ASSIGNED TASK: Print each entry as it appears. Images stay out of the copy.

Dataset rows for apps and sites:
· · ·

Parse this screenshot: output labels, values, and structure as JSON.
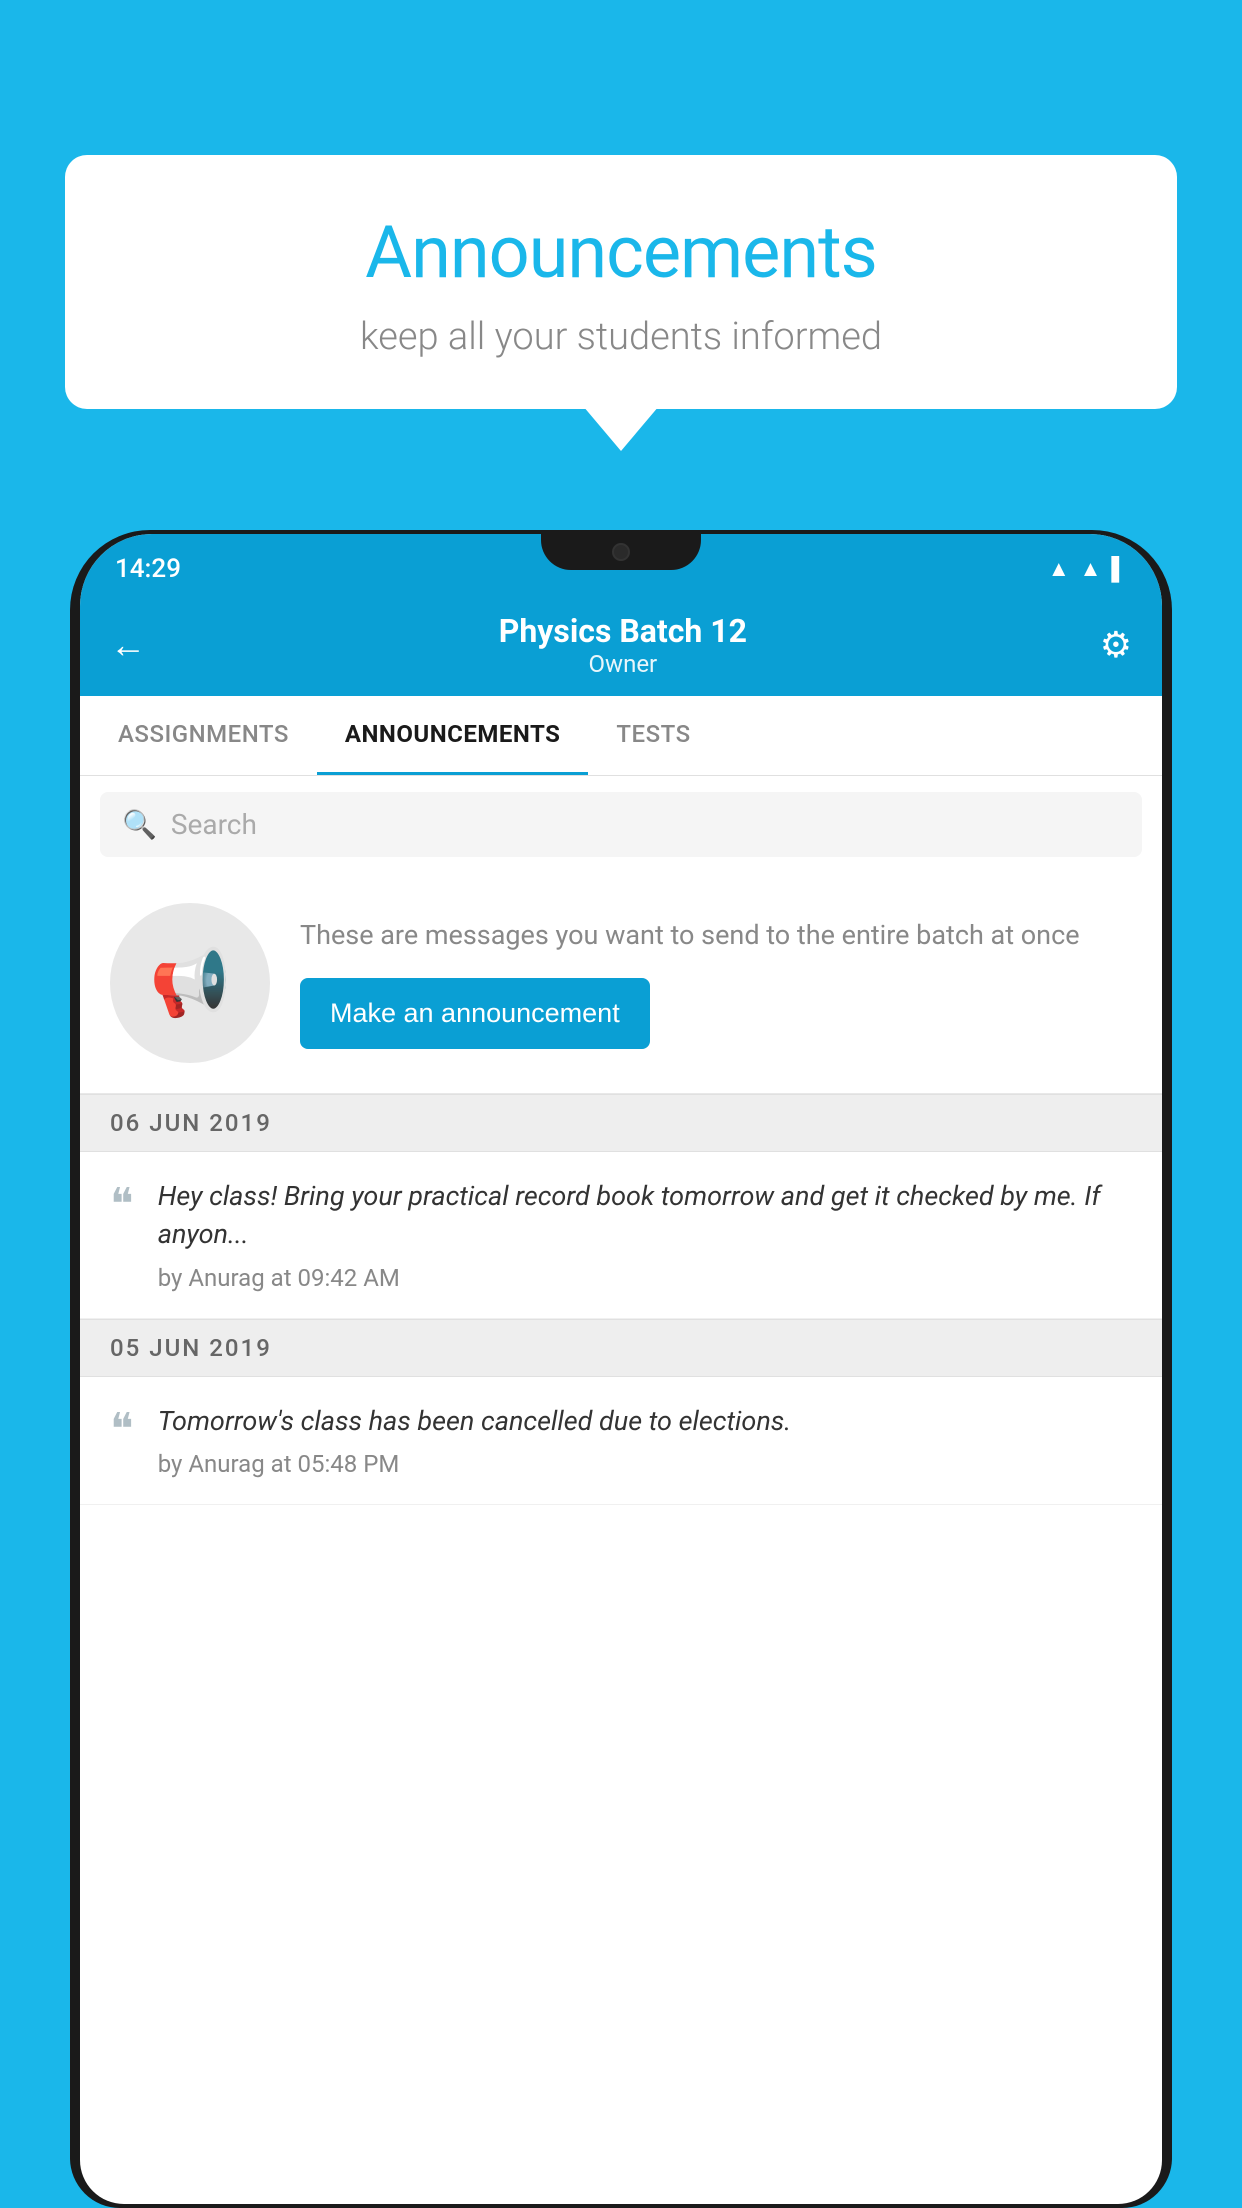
{
  "background_color": "#1ab7ea",
  "speech_bubble": {
    "title": "Announcements",
    "subtitle": "keep all your students informed"
  },
  "status_bar": {
    "time": "14:29",
    "icons": [
      "wifi",
      "signal",
      "battery"
    ]
  },
  "app_header": {
    "back_label": "←",
    "title": "Physics Batch 12",
    "subtitle": "Owner",
    "gear_label": "⚙"
  },
  "tabs": [
    {
      "label": "ASSIGNMENTS",
      "active": false
    },
    {
      "label": "ANNOUNCEMENTS",
      "active": true
    },
    {
      "label": "TESTS",
      "active": false
    }
  ],
  "search": {
    "placeholder": "Search"
  },
  "empty_state": {
    "description": "These are messages you want to send to the entire batch at once",
    "button_label": "Make an announcement"
  },
  "announcements": [
    {
      "date_separator": "06  JUN  2019",
      "text": "Hey class! Bring your practical record book tomorrow and get it checked by me. If anyon...",
      "meta": "by Anurag at 09:42 AM"
    },
    {
      "date_separator": "05  JUN  2019",
      "text": "Tomorrow's class has been cancelled due to elections.",
      "meta": "by Anurag at 05:48 PM"
    }
  ]
}
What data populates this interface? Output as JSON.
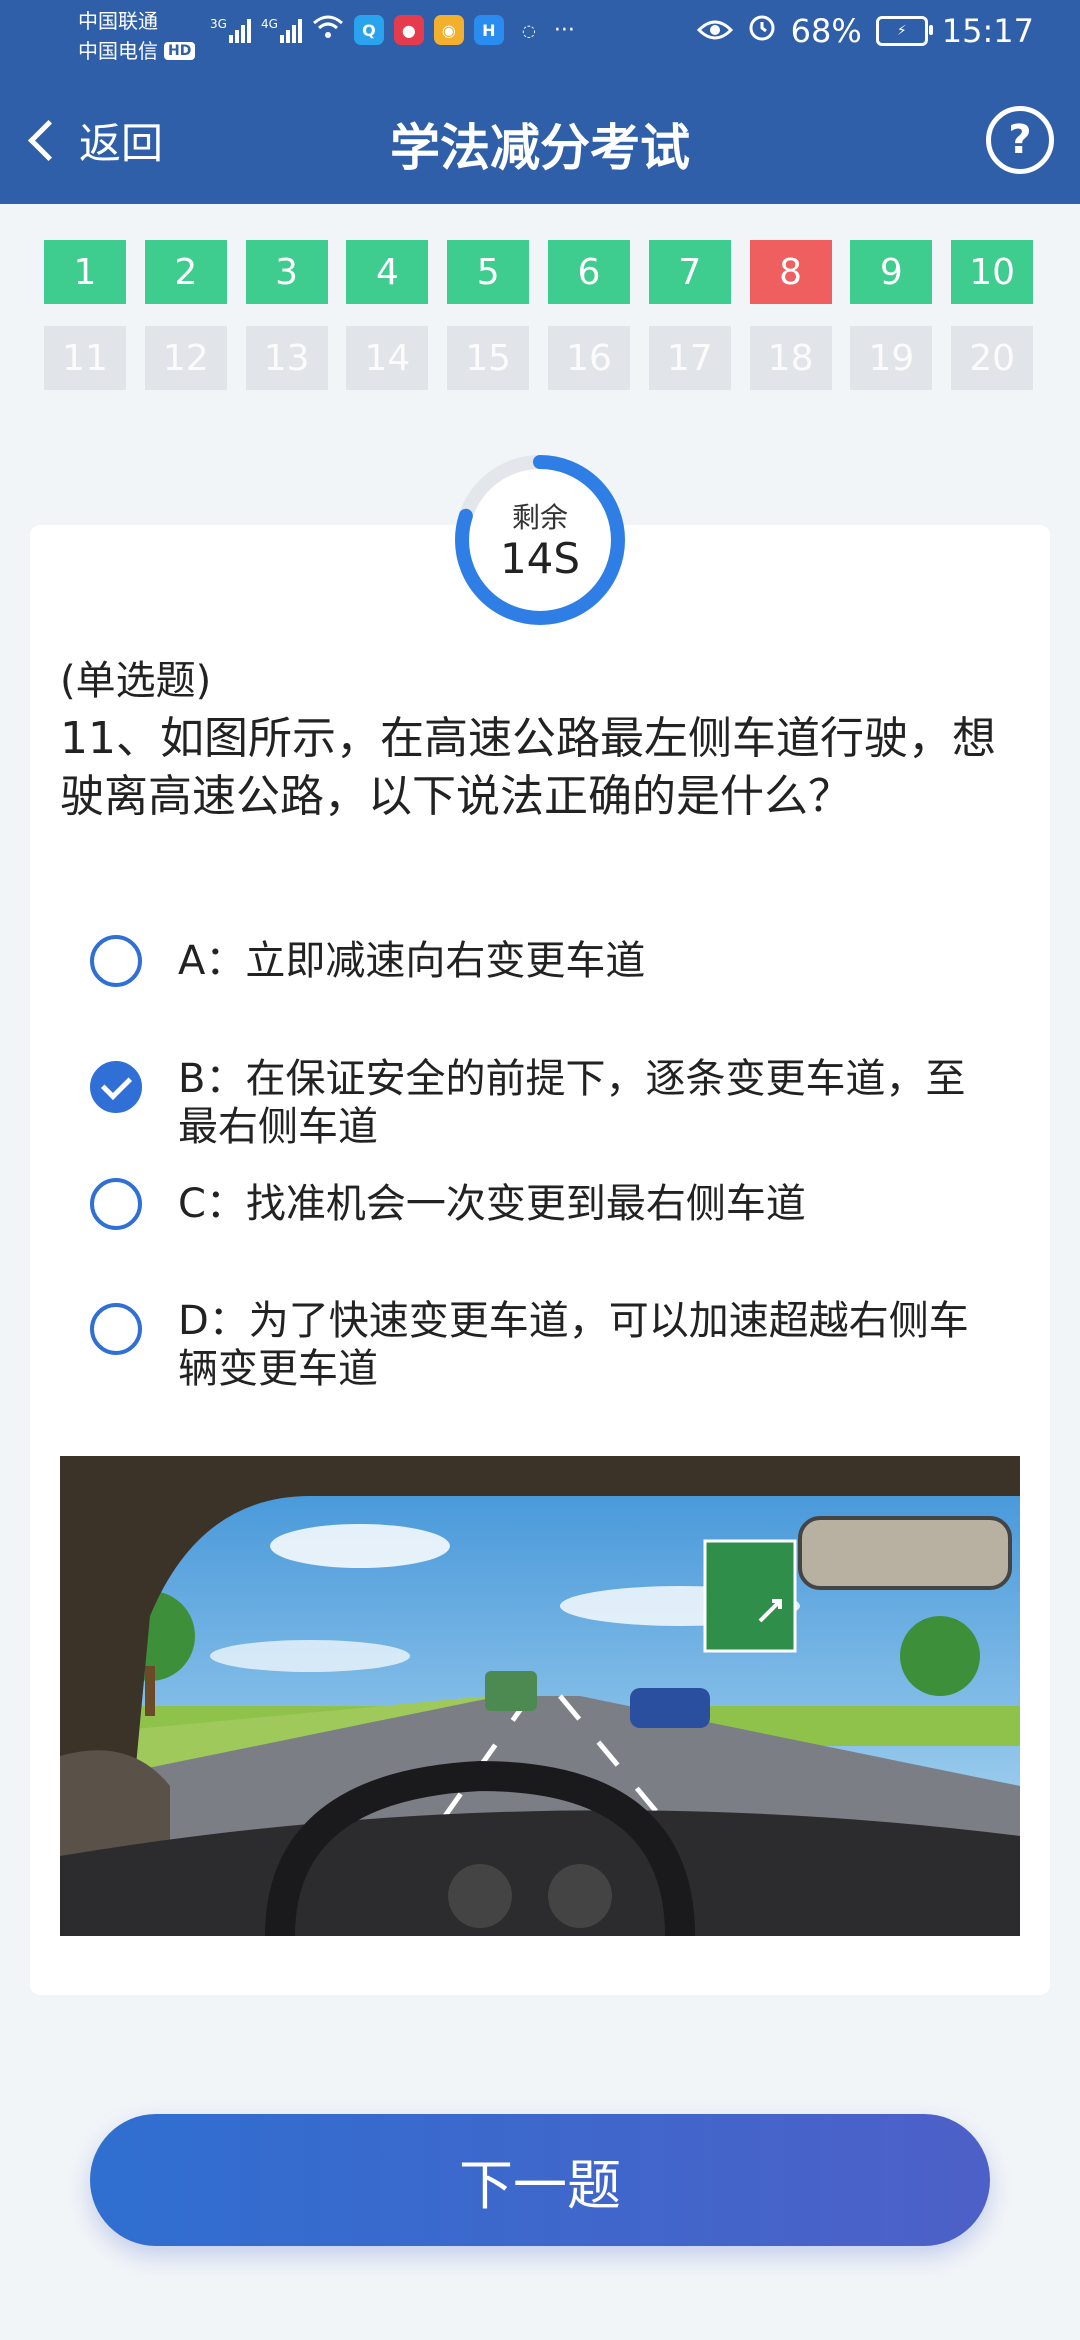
{
  "status_bar": {
    "carrier1": "中国联通",
    "carrier2": "中国电信",
    "hd": "HD",
    "net1": "3G",
    "net2": "4G",
    "battery": "68%",
    "time": "15:17"
  },
  "header": {
    "back_label": "返回",
    "title": "学法减分考试",
    "help_symbol": "?"
  },
  "questions": [
    {
      "n": "1",
      "state": "correct"
    },
    {
      "n": "2",
      "state": "correct"
    },
    {
      "n": "3",
      "state": "correct"
    },
    {
      "n": "4",
      "state": "correct"
    },
    {
      "n": "5",
      "state": "correct"
    },
    {
      "n": "6",
      "state": "correct"
    },
    {
      "n": "7",
      "state": "correct"
    },
    {
      "n": "8",
      "state": "wrong"
    },
    {
      "n": "9",
      "state": "correct"
    },
    {
      "n": "10",
      "state": "correct"
    },
    {
      "n": "11",
      "state": "pending"
    },
    {
      "n": "12",
      "state": "pending"
    },
    {
      "n": "13",
      "state": "pending"
    },
    {
      "n": "14",
      "state": "pending"
    },
    {
      "n": "15",
      "state": "pending"
    },
    {
      "n": "16",
      "state": "pending"
    },
    {
      "n": "17",
      "state": "pending"
    },
    {
      "n": "18",
      "state": "pending"
    },
    {
      "n": "19",
      "state": "pending"
    },
    {
      "n": "20",
      "state": "pending"
    }
  ],
  "timer": {
    "label": "剩余",
    "value": "14S",
    "remaining_fraction": 0.8
  },
  "question": {
    "type": "(单选题)",
    "text": "11、如图所示，在高速公路最左侧车道行驶，想驶离高速公路，以下说法正确的是什么？"
  },
  "options": [
    {
      "label": "A：立即减速向右变更车道",
      "selected": false
    },
    {
      "label": "B：在保证安全的前提下，逐条变更车道，至最右侧车道",
      "selected": true
    },
    {
      "label": "C：找准机会一次变更到最右侧车道",
      "selected": false
    },
    {
      "label": "D：为了快速变更车道，可以加速超越右侧车辆变更车道",
      "selected": false
    }
  ],
  "next_button": "下一题",
  "colors": {
    "header": "#2f5fa8",
    "correct": "#3ecd8f",
    "wrong": "#ef5f5f",
    "pending": "#e1e4e8",
    "accent": "#2f6fd6"
  }
}
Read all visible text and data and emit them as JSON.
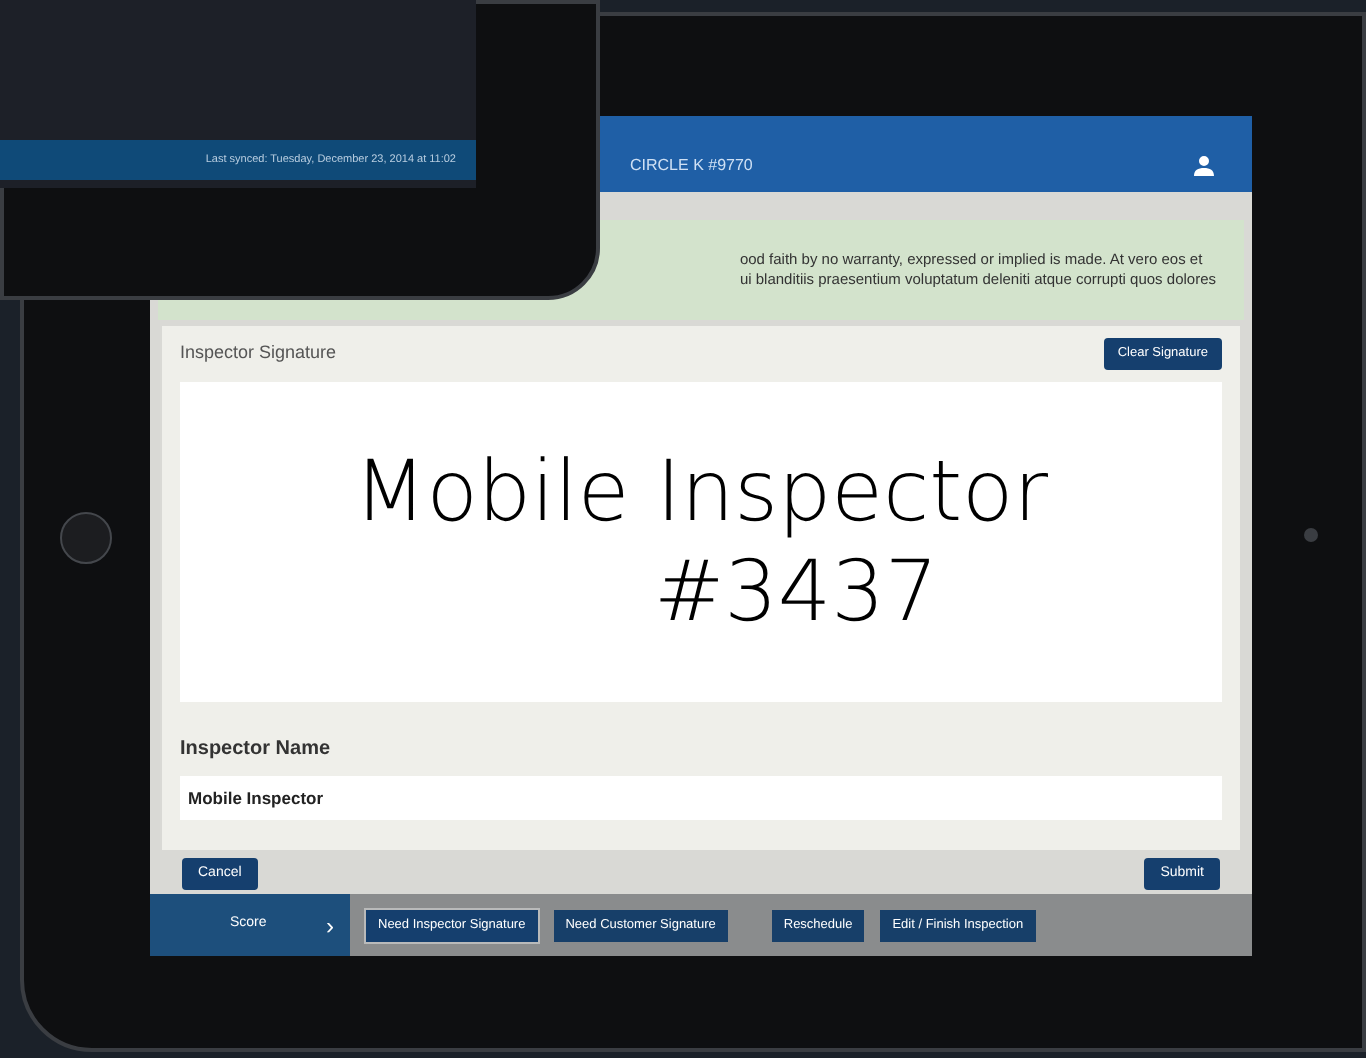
{
  "back_tablet": {
    "sync_status": "Last synced: Tuesday, December 23, 2014 at 11:02"
  },
  "nav_bar": {
    "title": "CIRCLE K #9770"
  },
  "notice": [
    "ood faith by no warranty, expressed or implied is made. At vero eos et",
    "ui blanditiis praesentium voluptatum deleniti atque corrupti quos dolores"
  ],
  "signature_panel": {
    "title": "Inspector Signature",
    "clear_button": "Clear Signature",
    "signature_lines": [
      "Mobile Inspector",
      "#3437"
    ]
  },
  "name_field": {
    "label": "Inspector Name",
    "value": "Mobile Inspector"
  },
  "actions": [
    "Cancel",
    "Submit"
  ],
  "bottom_bar": {
    "score_tab": "Score",
    "score_arrow": "›",
    "buttons": [
      {
        "label": "Need Inspector Signature",
        "selected": true
      },
      {
        "label": "Need Customer Signature",
        "selected": false
      },
      {
        "label": "Reschedule",
        "selected": false
      },
      {
        "label": "Edit / Finish Inspection",
        "selected": false
      }
    ]
  }
}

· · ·

SOLUTION BELOW:
Parse this screenshot: output labels, values, and structure as JSON.
{
  "background_color": "#1ab7ea",
  "speech_bubble": {
    "title": "Announcements",
    "subtitle": "keep all your students informed"
  },
  "status_bar": {
    "time": "14:29",
    "icons": [
      "wifi",
      "signal",
      "battery"
    ]
  },
  "app_header": {
    "back_label": "←",
    "title": "Physics Batch 12",
    "subtitle": "Owner",
    "gear_label": "⚙"
  },
  "tabs": [
    {
      "label": "ASSIGNMENTS",
      "active": false
    },
    {
      "label": "ANNOUNCEMENTS",
      "active": true
    },
    {
      "label": "TESTS",
      "active": false
    }
  ],
  "search": {
    "placeholder": "Search"
  },
  "empty_state": {
    "description": "These are messages you want to send to the entire batch at once",
    "button_label": "Make an announcement"
  },
  "announcements": [
    {
      "date_separator": "06  JUN  2019",
      "text": "Hey class! Bring your practical record book tomorrow and get it checked by me. If anyon...",
      "meta": "by Anurag at 09:42 AM"
    },
    {
      "date_separator": "05  JUN  2019",
      "text": "Tomorrow's class has been cancelled due to elections.",
      "meta": "by Anurag at 05:48 PM"
    }
  ]
}
What data populates this interface? Output as JSON.
{
  "status_bar": {
    "carrier1": "中国联通",
    "carrier2": "中国电信",
    "hd": "HD",
    "net1": "3G",
    "net2": "4G",
    "battery": "68%",
    "time": "15:17"
  },
  "header": {
    "back_label": "返回",
    "title": "学法减分考试",
    "help_symbol": "?"
  },
  "questions": [
    {
      "n": "1",
      "state": "correct"
    },
    {
      "n": "2",
      "state": "correct"
    },
    {
      "n": "3",
      "state": "correct"
    },
    {
      "n": "4",
      "state": "correct"
    },
    {
      "n": "5",
      "state": "correct"
    },
    {
      "n": "6",
      "state": "correct"
    },
    {
      "n": "7",
      "state": "correct"
    },
    {
      "n": "8",
      "state": "wrong"
    },
    {
      "n": "9",
      "state": "correct"
    },
    {
      "n": "10",
      "state": "correct"
    },
    {
      "n": "11",
      "state": "pending"
    },
    {
      "n": "12",
      "state": "pending"
    },
    {
      "n": "13",
      "state": "pending"
    },
    {
      "n": "14",
      "state": "pending"
    },
    {
      "n": "15",
      "state": "pending"
    },
    {
      "n": "16",
      "state": "pending"
    },
    {
      "n": "17",
      "state": "pending"
    },
    {
      "n": "18",
      "state": "pending"
    },
    {
      "n": "19",
      "state": "pending"
    },
    {
      "n": "20",
      "state": "pending"
    }
  ],
  "timer": {
    "label": "剩余",
    "value": "14S",
    "remaining_fraction": 0.8
  },
  "question": {
    "type": "(单选题)",
    "text": "11、如图所示，在高速公路最左侧车道行驶，想驶离高速公路，以下说法正确的是什么？"
  },
  "options": [
    {
      "label": "A：立即减速向右变更车道",
      "selected": false
    },
    {
      "label": "B：在保证安全的前提下，逐条变更车道，至最右侧车道",
      "selected": true
    },
    {
      "label": "C：找准机会一次变更到最右侧车道",
      "selected": false
    },
    {
      "label": "D：为了快速变更车道，可以加速超越右侧车辆变更车道",
      "selected": false
    }
  ],
  "next_button": "下一题",
  "colors": {
    "header": "#2f5fa8",
    "correct": "#3ecd8f",
    "wrong": "#ef5f5f",
    "pending": "#e1e4e8",
    "accent": "#2f6fd6"
  }
}
Read all visible text and data and emit them as JSON.
{
  "back_tablet": {
    "sync_status": "Last synced: Tuesday, December 23, 2014 at 11:02"
  },
  "nav_bar": {
    "title": "CIRCLE K #9770"
  },
  "notice": [
    "ood faith by no warranty, expressed or implied is made. At vero eos et",
    "ui blanditiis praesentium voluptatum deleniti atque corrupti quos dolores"
  ],
  "signature_panel": {
    "title": "Inspector Signature",
    "clear_button": "Clear Signature",
    "signature_lines": [
      "Mobile Inspector",
      "#3437"
    ]
  },
  "name_field": {
    "label": "Inspector Name",
    "value": "Mobile Inspector"
  },
  "actions": [
    "Cancel",
    "Submit"
  ],
  "bottom_bar": {
    "score_tab": "Score",
    "score_arrow": "›",
    "buttons": [
      {
        "label": "Need Inspector Signature",
        "selected": true
      },
      {
        "label": "Need Customer Signature",
        "selected": false
      },
      {
        "label": "Reschedule",
        "selected": false
      },
      {
        "label": "Edit / Finish Inspection",
        "selected": false
      }
    ]
  }
}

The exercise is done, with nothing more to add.